TASK TO COMPLETE: Look through the records and copy every line in which "Address" appears.

Items from a data source:

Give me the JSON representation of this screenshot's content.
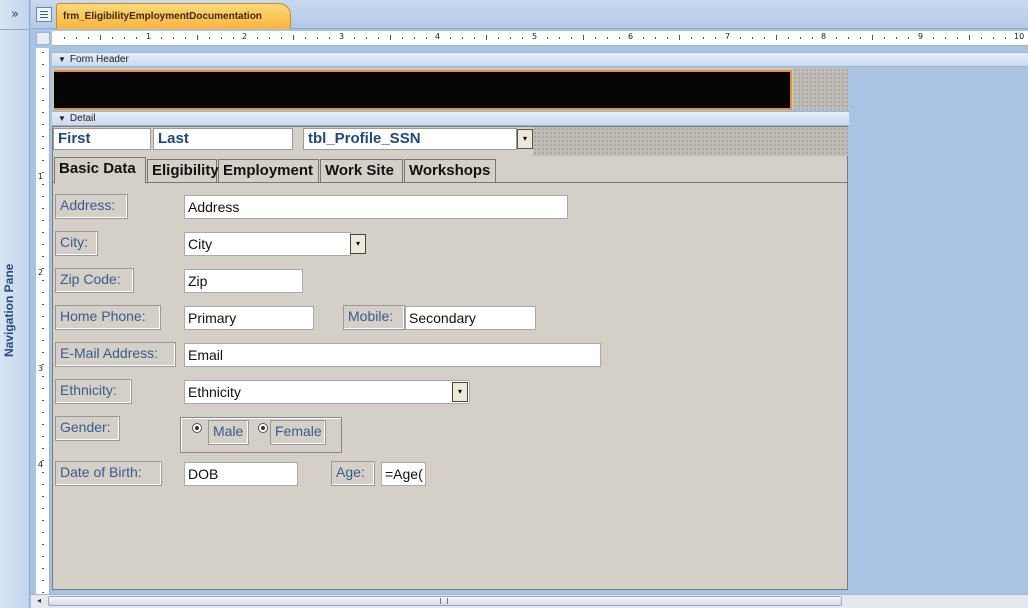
{
  "nav": {
    "expand_glyph": "»",
    "label": "Navigation Pane"
  },
  "document_tab": {
    "title": "frm_EligibilityEmploymentDocumentation"
  },
  "ruler": {
    "labels": [
      "1",
      "2",
      "3",
      "4",
      "5",
      "6",
      "7",
      "8",
      "9",
      "10"
    ],
    "vlabels": [
      "1",
      "2",
      "3",
      "4"
    ]
  },
  "sections": {
    "form_header": "Form Header",
    "detail": "Detail"
  },
  "top_fields": {
    "first": "First",
    "last": "Last",
    "ssn": "tbl_Profile_SSN"
  },
  "tabs": [
    "Basic Data",
    "Eligibility",
    "Employment",
    "Work Site",
    "Workshops"
  ],
  "fields": {
    "address_label": "Address:",
    "address_value": "Address",
    "city_label": "City:",
    "city_value": "City",
    "zip_label": "Zip Code:",
    "zip_value": "Zip",
    "home_phone_label": "Home Phone:",
    "home_phone_value": "Primary",
    "mobile_label": "Mobile:",
    "mobile_value": "Secondary",
    "email_label": "E-Mail Address:",
    "email_value": "Email",
    "ethnicity_label": "Ethnicity:",
    "ethnicity_value": "Ethnicity",
    "gender_label": "Gender:",
    "gender_male": "Male",
    "gender_female": "Female",
    "dob_label": "Date of Birth:",
    "dob_value": "DOB",
    "age_label": "Age:",
    "age_value": "=Age("
  },
  "icons": {
    "dropdown": "▾",
    "scroll_left": "◂",
    "section_arrow": "▼"
  }
}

TASK RESPONSE:
    "address_label": "Address:",
    "address_value": "Address",
    "email_label": "E-Mail Address:",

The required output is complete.